case 'e': status.batch= 1; status.add_to_history= 0;
This is also set with the -B option.
When the connection is initialized, we find this code:
my_bool handle_expired= (opt_connect_expired_password || !status.batch) ? TRUE : FALSE;
The result is that trying to connect using the mysql client and -e with an account having an expired password will produce an error:
R:\ade\mysql-5.6.19-winx64>bin\mysql -uexptest -P3307 -e"SELECT 1;" ERROR 1862 (HY000): Your password has expired.

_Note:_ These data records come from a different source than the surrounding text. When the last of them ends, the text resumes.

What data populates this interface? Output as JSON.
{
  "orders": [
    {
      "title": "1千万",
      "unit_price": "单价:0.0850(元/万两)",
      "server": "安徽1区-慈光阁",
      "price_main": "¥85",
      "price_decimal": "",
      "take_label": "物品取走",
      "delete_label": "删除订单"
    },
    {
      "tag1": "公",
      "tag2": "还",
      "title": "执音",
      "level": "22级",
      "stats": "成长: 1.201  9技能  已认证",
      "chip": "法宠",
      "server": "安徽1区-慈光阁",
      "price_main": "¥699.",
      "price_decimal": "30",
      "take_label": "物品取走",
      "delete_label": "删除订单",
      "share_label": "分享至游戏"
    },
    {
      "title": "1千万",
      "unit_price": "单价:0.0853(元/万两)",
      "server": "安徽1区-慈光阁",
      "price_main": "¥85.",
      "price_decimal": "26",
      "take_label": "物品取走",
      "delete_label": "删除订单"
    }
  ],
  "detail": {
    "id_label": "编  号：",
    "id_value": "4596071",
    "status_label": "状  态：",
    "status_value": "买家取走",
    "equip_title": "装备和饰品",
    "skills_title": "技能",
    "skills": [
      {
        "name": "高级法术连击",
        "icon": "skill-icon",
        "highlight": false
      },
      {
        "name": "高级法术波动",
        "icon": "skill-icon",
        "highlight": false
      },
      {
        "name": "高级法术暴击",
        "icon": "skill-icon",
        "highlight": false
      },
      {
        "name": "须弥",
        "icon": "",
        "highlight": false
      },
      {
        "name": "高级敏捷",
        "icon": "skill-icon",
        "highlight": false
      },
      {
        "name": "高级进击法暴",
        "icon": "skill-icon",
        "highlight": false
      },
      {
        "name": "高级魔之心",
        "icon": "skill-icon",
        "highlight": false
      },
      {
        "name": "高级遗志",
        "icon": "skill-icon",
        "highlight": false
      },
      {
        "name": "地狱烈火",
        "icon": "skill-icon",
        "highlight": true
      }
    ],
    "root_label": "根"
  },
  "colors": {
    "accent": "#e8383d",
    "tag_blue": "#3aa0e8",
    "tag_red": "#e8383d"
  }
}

To log in you must change it usin g a client that supports expired passwords.
This can be circumvented by explicitly indicating expired passwords can be handled, using the –connect-expired-password option:

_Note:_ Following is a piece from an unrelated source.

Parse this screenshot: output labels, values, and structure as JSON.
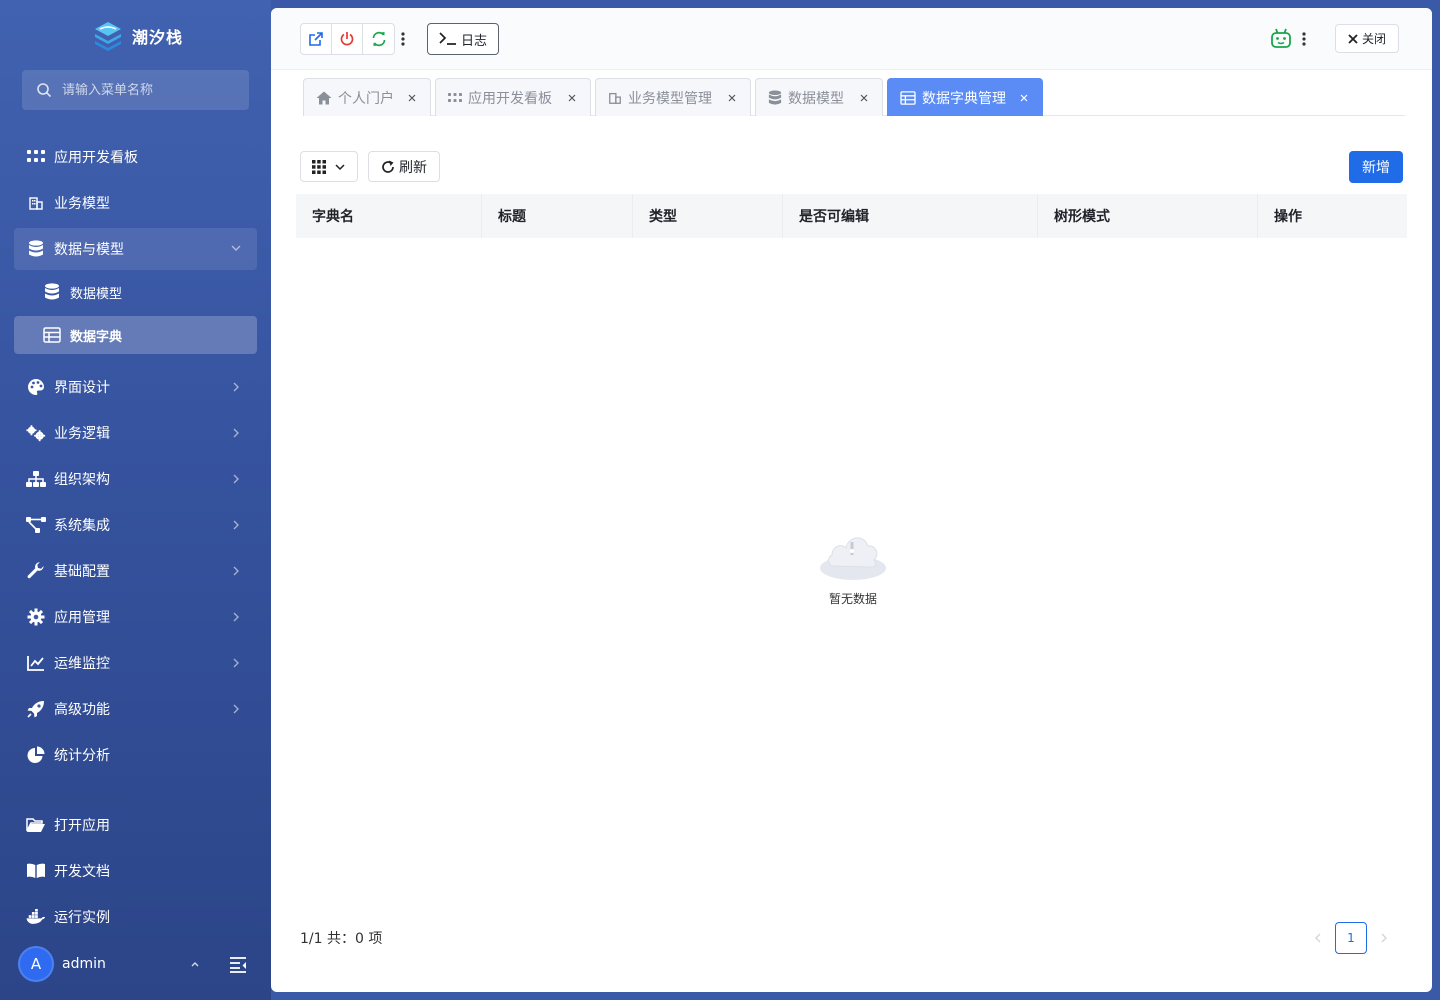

R:\ade\mysql-5.6.19-winx64>bin\mysql -uexptest -P3307 \ -e"SET PASSWORD='';" --connect-expired-password
The documentation also notes how other standard clients determine whether to set the capability flag or not:
If you disagree with the decision to block connections as they are established when the capability flag is not set, you can control this on the server side using the –disconnect_on_expired_password option (set it to OFF; default is ON). This causes connections to be established in sandbox mode regardless of the capabilities indicated by the client:
R:\ade\mysql-5.6.19-winx64>bin\mysql -uexptest -P3307 -e"SELECT 1;" ERROR 1820 (HY000) at line 1: You must SET PASSWORD before executing this statement
As seen in the example above, the sandbox mode still applies – so your application code will need to be prepared to deal with it.
The blog posts cited at the beginning of this post highlight where this may be most frequently observed – following an RPM installation of MySQL Server 5.6. Because RPMs limit interactivity, it’s not feasible to prompt users for a root password. Consequentially, the RPM installation assigns random passwords to the root accounts and flags them with expired passwords, prompting users to change the password on first use. This is described in the manual page on RPM installations:
As of MySQL 5.6.8, new RPM install operations (not upgrades) invoke mysql_install_db with the
--random-passwordsoption that provides for more secure MySQL installation. Invoking mysql_install_db with
--random-passwordscauses it to assign a random password to the MySQL
rootaccounts, set the “password expired” flag for those accounts, and not create anonymous-user MySQL accounts. It will be necessary after installation to start the server, connect as
rootusing the password written to the
$HOME/.mysql_secretfile, and assign a new
rootpassword. Until this is done,
rootcannot do anything else.
Users scripting RPM deployments of MySQL may want to script password updates as a post-install step. Those doing so should use mysqladmin, or may use mysql –connect-expired-password -e.